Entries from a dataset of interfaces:
--------------------

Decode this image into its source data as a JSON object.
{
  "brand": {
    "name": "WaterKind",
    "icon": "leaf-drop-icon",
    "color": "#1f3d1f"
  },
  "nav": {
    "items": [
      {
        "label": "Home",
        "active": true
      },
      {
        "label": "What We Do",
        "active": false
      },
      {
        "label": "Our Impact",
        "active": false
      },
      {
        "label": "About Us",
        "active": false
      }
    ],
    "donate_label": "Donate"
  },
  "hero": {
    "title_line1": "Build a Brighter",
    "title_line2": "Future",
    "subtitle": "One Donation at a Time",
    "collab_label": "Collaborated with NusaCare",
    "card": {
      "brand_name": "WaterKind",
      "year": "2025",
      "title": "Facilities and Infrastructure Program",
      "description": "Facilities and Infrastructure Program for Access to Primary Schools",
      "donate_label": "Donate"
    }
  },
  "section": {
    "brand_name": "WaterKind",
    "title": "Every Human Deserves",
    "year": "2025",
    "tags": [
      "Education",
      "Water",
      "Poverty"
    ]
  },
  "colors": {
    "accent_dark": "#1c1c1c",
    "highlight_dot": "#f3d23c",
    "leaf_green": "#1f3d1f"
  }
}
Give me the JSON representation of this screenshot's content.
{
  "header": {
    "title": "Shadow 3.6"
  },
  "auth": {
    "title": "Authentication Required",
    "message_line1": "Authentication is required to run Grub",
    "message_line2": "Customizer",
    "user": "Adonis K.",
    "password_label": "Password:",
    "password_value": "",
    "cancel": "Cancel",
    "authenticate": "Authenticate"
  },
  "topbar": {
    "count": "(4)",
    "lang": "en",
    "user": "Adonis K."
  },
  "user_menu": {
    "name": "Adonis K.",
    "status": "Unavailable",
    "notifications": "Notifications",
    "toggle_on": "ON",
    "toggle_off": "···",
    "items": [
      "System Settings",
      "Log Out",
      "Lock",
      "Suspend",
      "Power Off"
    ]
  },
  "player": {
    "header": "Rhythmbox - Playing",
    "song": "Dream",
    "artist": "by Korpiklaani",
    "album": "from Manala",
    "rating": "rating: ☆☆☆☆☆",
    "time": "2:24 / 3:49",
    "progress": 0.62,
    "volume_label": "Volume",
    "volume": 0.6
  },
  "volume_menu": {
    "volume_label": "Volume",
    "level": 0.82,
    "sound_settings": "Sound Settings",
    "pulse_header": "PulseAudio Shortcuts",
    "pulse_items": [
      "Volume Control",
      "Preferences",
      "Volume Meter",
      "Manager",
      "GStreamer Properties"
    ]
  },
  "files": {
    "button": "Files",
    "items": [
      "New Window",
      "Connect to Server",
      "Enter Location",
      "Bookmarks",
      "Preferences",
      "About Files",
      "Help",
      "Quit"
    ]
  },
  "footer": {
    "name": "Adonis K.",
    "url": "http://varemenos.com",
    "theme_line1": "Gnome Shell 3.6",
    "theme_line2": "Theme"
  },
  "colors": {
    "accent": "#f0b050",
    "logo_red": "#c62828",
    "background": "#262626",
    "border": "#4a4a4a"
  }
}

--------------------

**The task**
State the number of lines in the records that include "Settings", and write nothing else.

**Written answer**
2